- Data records

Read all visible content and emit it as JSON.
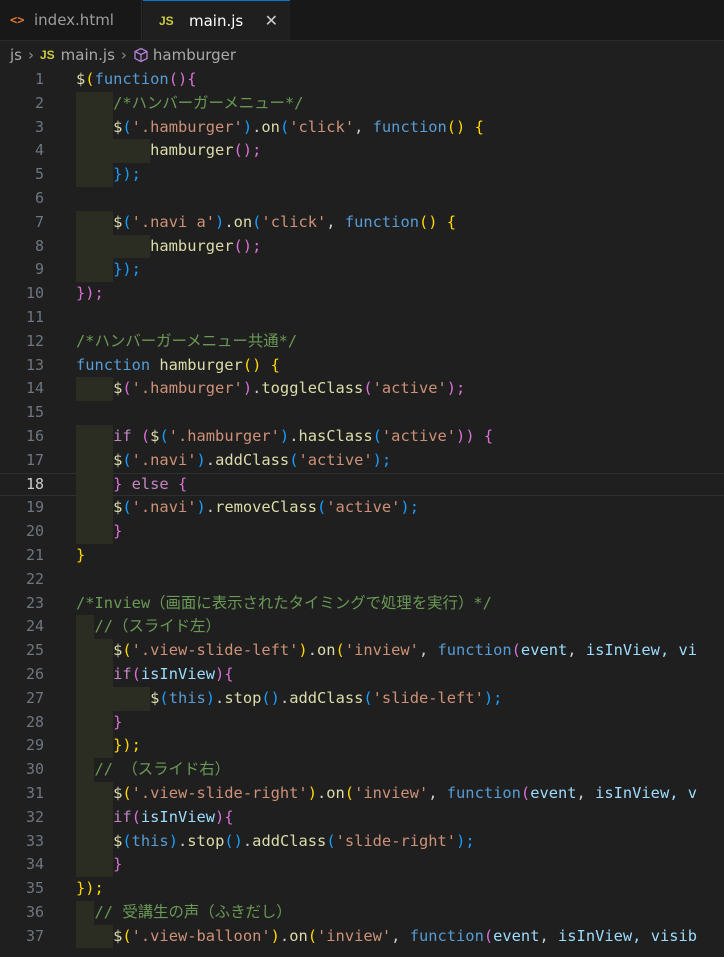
{
  "tabs": [
    {
      "label": "index.html",
      "icon": "html-file-icon",
      "active": false
    },
    {
      "label": "main.js",
      "icon": "js-file-icon",
      "active": true
    }
  ],
  "tab_icon_text": {
    "html": "<>",
    "js": "JS"
  },
  "breadcrumb": {
    "folder": "js",
    "file": "main.js",
    "symbol": "hamburger"
  },
  "colors": {
    "keyword": "#569cd6",
    "function": "#dcdcaa",
    "string": "#ce9178",
    "comment": "#6a9955",
    "bracket1": "#ffd700",
    "bracket2": "#da70d6",
    "bracket3": "#179fff",
    "variable": "#9cdcfe",
    "control": "#c586c0"
  },
  "lines": [
    {
      "n": "1",
      "tokens": [
        [
          "$",
          "fn"
        ],
        [
          "(",
          "b1"
        ],
        [
          "function",
          "kw"
        ],
        [
          "(){",
          "b2"
        ]
      ]
    },
    {
      "n": "2",
      "tokens": [
        [
          "    /*ハンバーガーメニュー*/",
          "cm"
        ]
      ]
    },
    {
      "n": "3",
      "tokens": [
        [
          "    $",
          "fn"
        ],
        [
          "(",
          "b3"
        ],
        [
          "'.hamburger'",
          "str"
        ],
        [
          ")",
          "b3"
        ],
        [
          ".",
          "pl"
        ],
        [
          "on",
          "fn"
        ],
        [
          "(",
          "b3"
        ],
        [
          "'click'",
          "str"
        ],
        [
          ", ",
          "pl"
        ],
        [
          "function",
          "kw"
        ],
        [
          "() ",
          "b1"
        ],
        [
          "{",
          "b1"
        ]
      ]
    },
    {
      "n": "4",
      "tokens": [
        [
          "        hamburger",
          "fn"
        ],
        [
          "();",
          "b2"
        ]
      ]
    },
    {
      "n": "5",
      "tokens": [
        [
          "    ",
          "pl"
        ],
        [
          "});",
          "b3"
        ]
      ]
    },
    {
      "n": "6",
      "tokens": []
    },
    {
      "n": "7",
      "tokens": [
        [
          "    $",
          "fn"
        ],
        [
          "(",
          "b3"
        ],
        [
          "'.navi a'",
          "str"
        ],
        [
          ")",
          "b3"
        ],
        [
          ".",
          "pl"
        ],
        [
          "on",
          "fn"
        ],
        [
          "(",
          "b3"
        ],
        [
          "'click'",
          "str"
        ],
        [
          ", ",
          "pl"
        ],
        [
          "function",
          "kw"
        ],
        [
          "() ",
          "b1"
        ],
        [
          "{",
          "b1"
        ]
      ]
    },
    {
      "n": "8",
      "tokens": [
        [
          "        hamburger",
          "fn"
        ],
        [
          "();",
          "b2"
        ]
      ]
    },
    {
      "n": "9",
      "tokens": [
        [
          "    ",
          "pl"
        ],
        [
          "});",
          "b3"
        ]
      ]
    },
    {
      "n": "10",
      "tokens": [
        [
          "});",
          "b2"
        ]
      ]
    },
    {
      "n": "11",
      "tokens": []
    },
    {
      "n": "12",
      "tokens": [
        [
          "/*ハンバーガーメニュー共通*/",
          "cm"
        ]
      ]
    },
    {
      "n": "13",
      "tokens": [
        [
          "function ",
          "kw"
        ],
        [
          "hamburger",
          "fn"
        ],
        [
          "() {",
          "b1"
        ]
      ]
    },
    {
      "n": "14",
      "tokens": [
        [
          "    $",
          "fn"
        ],
        [
          "(",
          "b2"
        ],
        [
          "'.hamburger'",
          "str"
        ],
        [
          ")",
          "b2"
        ],
        [
          ".",
          "pl"
        ],
        [
          "toggleClass",
          "fn"
        ],
        [
          "(",
          "b2"
        ],
        [
          "'active'",
          "str"
        ],
        [
          ");",
          "b2"
        ]
      ]
    },
    {
      "n": "15",
      "tokens": []
    },
    {
      "n": "16",
      "tokens": [
        [
          "    if ",
          "ctl"
        ],
        [
          "(",
          "b2"
        ],
        [
          "$",
          "fn"
        ],
        [
          "(",
          "b3"
        ],
        [
          "'.hamburger'",
          "str"
        ],
        [
          ")",
          "b3"
        ],
        [
          ".",
          "pl"
        ],
        [
          "hasClass",
          "fn"
        ],
        [
          "(",
          "b3"
        ],
        [
          "'active'",
          "str"
        ],
        [
          "))",
          "b2"
        ],
        [
          " {",
          "b2"
        ]
      ]
    },
    {
      "n": "17",
      "tokens": [
        [
          "    $",
          "fn"
        ],
        [
          "(",
          "b3"
        ],
        [
          "'.navi'",
          "str"
        ],
        [
          ")",
          "b3"
        ],
        [
          ".",
          "pl"
        ],
        [
          "addClass",
          "fn"
        ],
        [
          "(",
          "b3"
        ],
        [
          "'active'",
          "str"
        ],
        [
          ");",
          "b3"
        ]
      ]
    },
    {
      "n": "18",
      "tokens": [
        [
          "    }",
          "b2"
        ],
        [
          " else ",
          "ctl"
        ],
        [
          "{",
          "b2"
        ]
      ]
    },
    {
      "n": "19",
      "tokens": [
        [
          "    $",
          "fn"
        ],
        [
          "(",
          "b3"
        ],
        [
          "'.navi'",
          "str"
        ],
        [
          ")",
          "b3"
        ],
        [
          ".",
          "pl"
        ],
        [
          "removeClass",
          "fn"
        ],
        [
          "(",
          "b3"
        ],
        [
          "'active'",
          "str"
        ],
        [
          ");",
          "b3"
        ]
      ]
    },
    {
      "n": "20",
      "tokens": [
        [
          "    }",
          "b2"
        ]
      ]
    },
    {
      "n": "21",
      "tokens": [
        [
          "}",
          "b1"
        ]
      ]
    },
    {
      "n": "22",
      "tokens": []
    },
    {
      "n": "23",
      "tokens": [
        [
          "/*Inview（画面に表示されたタイミングで処理を実行）*/",
          "cm"
        ]
      ]
    },
    {
      "n": "24",
      "tokens": [
        [
          "  //（スライド左）",
          "cm"
        ]
      ]
    },
    {
      "n": "25",
      "tokens": [
        [
          "    $",
          "fn"
        ],
        [
          "(",
          "b1"
        ],
        [
          "'.view-slide-left'",
          "str"
        ],
        [
          ")",
          "b1"
        ],
        [
          ".",
          "pl"
        ],
        [
          "on",
          "fn"
        ],
        [
          "(",
          "b1"
        ],
        [
          "'inview'",
          "str"
        ],
        [
          ", ",
          "pl"
        ],
        [
          "function",
          "kw"
        ],
        [
          "(",
          "b2"
        ],
        [
          "event",
          "var"
        ],
        [
          ", ",
          "pl"
        ],
        [
          "isInView",
          "var"
        ],
        [
          ", vi",
          "var"
        ]
      ]
    },
    {
      "n": "26",
      "tokens": [
        [
          "    if",
          "ctl"
        ],
        [
          "(",
          "b2"
        ],
        [
          "isInView",
          "var"
        ],
        [
          "){",
          "b2"
        ]
      ]
    },
    {
      "n": "27",
      "tokens": [
        [
          "        $",
          "fn"
        ],
        [
          "(",
          "b3"
        ],
        [
          "this",
          "kw"
        ],
        [
          ")",
          "b3"
        ],
        [
          ".",
          "pl"
        ],
        [
          "stop",
          "fn"
        ],
        [
          "()",
          "b3"
        ],
        [
          ".",
          "pl"
        ],
        [
          "addClass",
          "fn"
        ],
        [
          "(",
          "b3"
        ],
        [
          "'slide-left'",
          "str"
        ],
        [
          ");",
          "b3"
        ]
      ]
    },
    {
      "n": "28",
      "tokens": [
        [
          "    }",
          "b2"
        ]
      ]
    },
    {
      "n": "29",
      "tokens": [
        [
          "    ",
          "pl"
        ],
        [
          "});",
          "b1"
        ]
      ]
    },
    {
      "n": "30",
      "tokens": [
        [
          "  // （スライド右）",
          "cm"
        ]
      ]
    },
    {
      "n": "31",
      "tokens": [
        [
          "    $",
          "fn"
        ],
        [
          "(",
          "b1"
        ],
        [
          "'.view-slide-right'",
          "str"
        ],
        [
          ")",
          "b1"
        ],
        [
          ".",
          "pl"
        ],
        [
          "on",
          "fn"
        ],
        [
          "(",
          "b1"
        ],
        [
          "'inview'",
          "str"
        ],
        [
          ", ",
          "pl"
        ],
        [
          "function",
          "kw"
        ],
        [
          "(",
          "b2"
        ],
        [
          "event",
          "var"
        ],
        [
          ", ",
          "pl"
        ],
        [
          "isInView",
          "var"
        ],
        [
          ", v",
          "var"
        ]
      ]
    },
    {
      "n": "32",
      "tokens": [
        [
          "    if",
          "ctl"
        ],
        [
          "(",
          "b2"
        ],
        [
          "isInView",
          "var"
        ],
        [
          "){",
          "b2"
        ]
      ]
    },
    {
      "n": "33",
      "tokens": [
        [
          "    $",
          "fn"
        ],
        [
          "(",
          "b3"
        ],
        [
          "this",
          "kw"
        ],
        [
          ")",
          "b3"
        ],
        [
          ".",
          "pl"
        ],
        [
          "stop",
          "fn"
        ],
        [
          "()",
          "b3"
        ],
        [
          ".",
          "pl"
        ],
        [
          "addClass",
          "fn"
        ],
        [
          "(",
          "b3"
        ],
        [
          "'slide-right'",
          "str"
        ],
        [
          ");",
          "b3"
        ]
      ]
    },
    {
      "n": "34",
      "tokens": [
        [
          "    }",
          "b2"
        ]
      ]
    },
    {
      "n": "35",
      "tokens": [
        [
          "});",
          "b1"
        ]
      ]
    },
    {
      "n": "36",
      "tokens": [
        [
          "  // 受講生の声（ふきだし）",
          "cm"
        ]
      ]
    },
    {
      "n": "37",
      "tokens": [
        [
          "    $",
          "fn"
        ],
        [
          "(",
          "b1"
        ],
        [
          "'.view-balloon'",
          "str"
        ],
        [
          ")",
          "b1"
        ],
        [
          ".",
          "pl"
        ],
        [
          "on",
          "fn"
        ],
        [
          "(",
          "b1"
        ],
        [
          "'inview'",
          "str"
        ],
        [
          ", ",
          "pl"
        ],
        [
          "function",
          "kw"
        ],
        [
          "(",
          "b2"
        ],
        [
          "event",
          "var"
        ],
        [
          ", ",
          "pl"
        ],
        [
          "isInView",
          "var"
        ],
        [
          ", visib",
          "var"
        ]
      ]
    }
  ]
}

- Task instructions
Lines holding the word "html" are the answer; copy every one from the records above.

- Exercise answer
      "label": "index.html",
      "icon": "html-file-icon",
    "html": "<>",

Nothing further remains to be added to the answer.